The story of Nevada’s Assembly Republican caucus is something between soap opera and slapstick. Amid the betrayal and mistrust are too many self-inflicted blows to the groin to count.
On Thursday morning, Assemblywoman Michele Fiore was removed from leadership for the second time in about a week. But there are still six weeks before the start of the 2015 Legislature, so perhaps she’ll find her way in and out yet again. With this group, things change by the hour. The next coup is a tweet, email or radio interview away.
Some caucus chaos was to be expected in the aftermath of November’s stunning Republican sweep in Nevada — the GOP wasn’t expected to capture a majority in the Assembly. Half of the party’s 25-member majority will be freshmen. They barely know each others’ names.
But those factors are no excuse for the elevation of Ira Hansen to speaker designate despite his history of homophobic and racially insensitive comments. Or Ms. Fiore’s botched response to news stories about her IRS debts. Instead of being transparent and providing proof of her compliance, she lit up her own party. Now there’s talk that John Hambrick, Hansen’s replacement as speaker designate, might be removed and replaced with the help of Democrats at the start of the 2015 session.
This is the wrong session for distractions. Lawmakers have a rare opportunity — and just 120 days — to reform and bolster public schools and check the rising cost of government services with pension and collective bargaining overhauls. And they have a governor, Brian Sandoval, with the capital to help them get it done.
If the GOP needs an additional six weeks to get its house in order, fine.

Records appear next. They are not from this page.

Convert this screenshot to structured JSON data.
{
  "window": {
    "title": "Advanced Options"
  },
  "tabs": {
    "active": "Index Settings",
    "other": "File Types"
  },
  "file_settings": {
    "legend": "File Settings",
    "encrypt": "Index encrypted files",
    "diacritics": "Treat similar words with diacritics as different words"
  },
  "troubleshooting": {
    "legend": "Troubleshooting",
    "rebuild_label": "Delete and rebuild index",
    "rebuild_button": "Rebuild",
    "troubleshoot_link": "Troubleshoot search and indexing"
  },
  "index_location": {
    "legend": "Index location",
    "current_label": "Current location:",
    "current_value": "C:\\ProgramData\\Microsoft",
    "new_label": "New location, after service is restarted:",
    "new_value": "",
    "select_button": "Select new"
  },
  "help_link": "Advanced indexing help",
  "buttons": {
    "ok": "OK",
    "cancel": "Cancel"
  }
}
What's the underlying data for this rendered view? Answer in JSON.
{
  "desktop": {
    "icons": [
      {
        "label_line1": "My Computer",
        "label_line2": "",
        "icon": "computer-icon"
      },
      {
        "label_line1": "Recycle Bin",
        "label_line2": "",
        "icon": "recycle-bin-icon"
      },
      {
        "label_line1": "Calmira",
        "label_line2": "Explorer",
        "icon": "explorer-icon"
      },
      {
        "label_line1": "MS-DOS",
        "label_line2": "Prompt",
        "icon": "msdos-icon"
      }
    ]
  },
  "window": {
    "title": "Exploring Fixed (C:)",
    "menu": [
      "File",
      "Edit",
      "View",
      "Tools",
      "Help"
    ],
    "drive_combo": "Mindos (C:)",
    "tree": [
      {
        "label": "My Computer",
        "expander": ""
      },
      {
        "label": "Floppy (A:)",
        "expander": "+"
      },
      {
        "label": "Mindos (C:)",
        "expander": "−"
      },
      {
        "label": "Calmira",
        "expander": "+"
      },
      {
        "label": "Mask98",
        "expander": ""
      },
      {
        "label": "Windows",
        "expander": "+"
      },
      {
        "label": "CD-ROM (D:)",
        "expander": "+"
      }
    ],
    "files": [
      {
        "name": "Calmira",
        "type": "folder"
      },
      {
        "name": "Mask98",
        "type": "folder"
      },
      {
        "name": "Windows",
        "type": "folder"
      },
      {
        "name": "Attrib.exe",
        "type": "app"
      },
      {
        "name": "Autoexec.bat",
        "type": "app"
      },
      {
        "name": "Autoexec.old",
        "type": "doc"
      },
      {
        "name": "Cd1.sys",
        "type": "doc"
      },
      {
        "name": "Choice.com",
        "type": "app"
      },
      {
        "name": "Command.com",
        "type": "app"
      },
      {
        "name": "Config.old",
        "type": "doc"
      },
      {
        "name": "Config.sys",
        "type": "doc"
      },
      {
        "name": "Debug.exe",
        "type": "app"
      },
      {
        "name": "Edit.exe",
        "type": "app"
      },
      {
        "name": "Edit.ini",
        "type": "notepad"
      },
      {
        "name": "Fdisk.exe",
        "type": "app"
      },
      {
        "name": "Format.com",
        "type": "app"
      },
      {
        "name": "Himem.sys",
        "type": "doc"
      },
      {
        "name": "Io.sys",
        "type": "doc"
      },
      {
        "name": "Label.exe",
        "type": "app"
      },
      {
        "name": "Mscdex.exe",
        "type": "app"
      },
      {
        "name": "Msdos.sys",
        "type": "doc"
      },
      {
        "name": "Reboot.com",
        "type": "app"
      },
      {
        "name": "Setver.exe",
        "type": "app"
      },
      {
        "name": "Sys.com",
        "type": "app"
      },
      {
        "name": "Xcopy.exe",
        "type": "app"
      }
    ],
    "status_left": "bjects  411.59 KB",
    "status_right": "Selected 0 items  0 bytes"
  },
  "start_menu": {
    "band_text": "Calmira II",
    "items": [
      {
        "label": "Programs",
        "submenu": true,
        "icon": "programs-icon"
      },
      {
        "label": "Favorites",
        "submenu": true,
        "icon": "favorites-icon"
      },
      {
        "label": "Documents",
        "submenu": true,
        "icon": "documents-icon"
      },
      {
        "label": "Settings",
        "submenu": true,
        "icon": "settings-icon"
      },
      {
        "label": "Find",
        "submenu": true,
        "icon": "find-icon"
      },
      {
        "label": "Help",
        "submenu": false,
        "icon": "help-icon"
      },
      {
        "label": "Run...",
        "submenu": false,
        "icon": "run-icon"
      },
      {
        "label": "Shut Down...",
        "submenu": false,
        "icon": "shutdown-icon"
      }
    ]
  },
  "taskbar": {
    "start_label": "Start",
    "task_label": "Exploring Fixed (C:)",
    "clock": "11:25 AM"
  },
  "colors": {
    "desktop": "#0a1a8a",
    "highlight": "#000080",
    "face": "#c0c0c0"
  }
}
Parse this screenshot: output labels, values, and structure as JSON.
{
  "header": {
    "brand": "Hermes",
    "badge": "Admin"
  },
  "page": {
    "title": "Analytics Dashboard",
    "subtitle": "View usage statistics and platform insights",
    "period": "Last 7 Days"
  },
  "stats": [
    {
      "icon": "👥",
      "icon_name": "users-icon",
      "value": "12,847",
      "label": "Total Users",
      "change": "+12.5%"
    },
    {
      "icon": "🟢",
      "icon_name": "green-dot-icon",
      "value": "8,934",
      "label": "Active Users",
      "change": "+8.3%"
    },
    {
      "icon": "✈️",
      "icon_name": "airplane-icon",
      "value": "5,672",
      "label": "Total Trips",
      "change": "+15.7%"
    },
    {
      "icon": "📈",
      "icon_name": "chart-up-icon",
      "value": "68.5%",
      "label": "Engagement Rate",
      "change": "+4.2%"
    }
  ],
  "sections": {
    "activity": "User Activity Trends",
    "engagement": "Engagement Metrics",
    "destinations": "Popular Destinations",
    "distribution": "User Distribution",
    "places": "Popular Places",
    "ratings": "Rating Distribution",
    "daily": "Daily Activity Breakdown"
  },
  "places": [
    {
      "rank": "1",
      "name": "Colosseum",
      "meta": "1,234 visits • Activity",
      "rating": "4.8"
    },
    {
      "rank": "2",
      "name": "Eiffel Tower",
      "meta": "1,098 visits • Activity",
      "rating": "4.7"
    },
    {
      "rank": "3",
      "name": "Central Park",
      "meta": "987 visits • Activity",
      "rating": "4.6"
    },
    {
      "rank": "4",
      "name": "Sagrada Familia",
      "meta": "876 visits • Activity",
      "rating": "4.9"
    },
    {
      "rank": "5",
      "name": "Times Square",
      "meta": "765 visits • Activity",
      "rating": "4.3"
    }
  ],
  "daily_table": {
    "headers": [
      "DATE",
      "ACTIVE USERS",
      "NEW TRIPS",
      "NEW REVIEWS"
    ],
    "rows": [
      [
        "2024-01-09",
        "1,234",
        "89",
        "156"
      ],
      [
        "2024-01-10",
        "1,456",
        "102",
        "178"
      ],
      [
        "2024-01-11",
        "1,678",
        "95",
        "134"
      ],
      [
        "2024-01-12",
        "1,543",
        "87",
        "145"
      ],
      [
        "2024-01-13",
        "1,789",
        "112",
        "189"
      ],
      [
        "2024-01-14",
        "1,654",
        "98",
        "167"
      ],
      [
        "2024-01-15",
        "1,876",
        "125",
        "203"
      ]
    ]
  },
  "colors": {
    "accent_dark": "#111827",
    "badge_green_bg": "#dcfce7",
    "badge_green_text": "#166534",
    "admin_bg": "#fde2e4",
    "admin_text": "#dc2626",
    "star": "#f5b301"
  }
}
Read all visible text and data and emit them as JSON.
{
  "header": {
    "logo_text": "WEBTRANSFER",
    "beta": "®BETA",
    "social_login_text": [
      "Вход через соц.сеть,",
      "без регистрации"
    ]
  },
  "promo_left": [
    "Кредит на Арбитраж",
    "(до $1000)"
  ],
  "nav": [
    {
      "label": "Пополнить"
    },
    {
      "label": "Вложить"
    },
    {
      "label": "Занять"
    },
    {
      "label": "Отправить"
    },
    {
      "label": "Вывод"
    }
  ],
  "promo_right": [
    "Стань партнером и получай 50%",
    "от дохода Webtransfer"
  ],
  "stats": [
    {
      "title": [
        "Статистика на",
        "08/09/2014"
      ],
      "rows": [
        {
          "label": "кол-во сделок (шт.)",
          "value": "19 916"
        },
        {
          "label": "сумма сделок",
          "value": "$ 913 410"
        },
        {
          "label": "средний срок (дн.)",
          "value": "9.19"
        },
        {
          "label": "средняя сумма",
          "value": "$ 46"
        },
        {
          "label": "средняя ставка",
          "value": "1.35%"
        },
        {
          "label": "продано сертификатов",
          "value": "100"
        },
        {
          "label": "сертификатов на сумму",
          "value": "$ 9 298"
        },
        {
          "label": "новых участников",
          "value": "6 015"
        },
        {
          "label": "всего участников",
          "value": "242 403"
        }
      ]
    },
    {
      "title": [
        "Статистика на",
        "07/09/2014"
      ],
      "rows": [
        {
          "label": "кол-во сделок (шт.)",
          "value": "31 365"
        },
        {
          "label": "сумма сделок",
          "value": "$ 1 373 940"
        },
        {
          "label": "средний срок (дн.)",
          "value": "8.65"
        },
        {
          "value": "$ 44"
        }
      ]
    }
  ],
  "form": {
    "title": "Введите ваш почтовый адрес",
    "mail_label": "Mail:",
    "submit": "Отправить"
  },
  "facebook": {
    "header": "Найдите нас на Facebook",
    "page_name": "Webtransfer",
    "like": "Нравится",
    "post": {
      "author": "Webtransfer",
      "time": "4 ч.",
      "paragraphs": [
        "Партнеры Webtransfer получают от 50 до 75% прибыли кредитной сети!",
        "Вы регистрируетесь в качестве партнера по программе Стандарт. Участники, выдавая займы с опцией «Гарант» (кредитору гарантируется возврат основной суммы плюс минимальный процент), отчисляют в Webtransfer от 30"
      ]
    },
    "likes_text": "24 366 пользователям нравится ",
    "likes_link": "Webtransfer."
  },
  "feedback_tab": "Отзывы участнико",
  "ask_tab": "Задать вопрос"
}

As long as they’re ready for work on Feb. 2. No one will remember this fall’s drama if lawmakers have a productive session. But if the turmoil spills into spring, no one will forget it.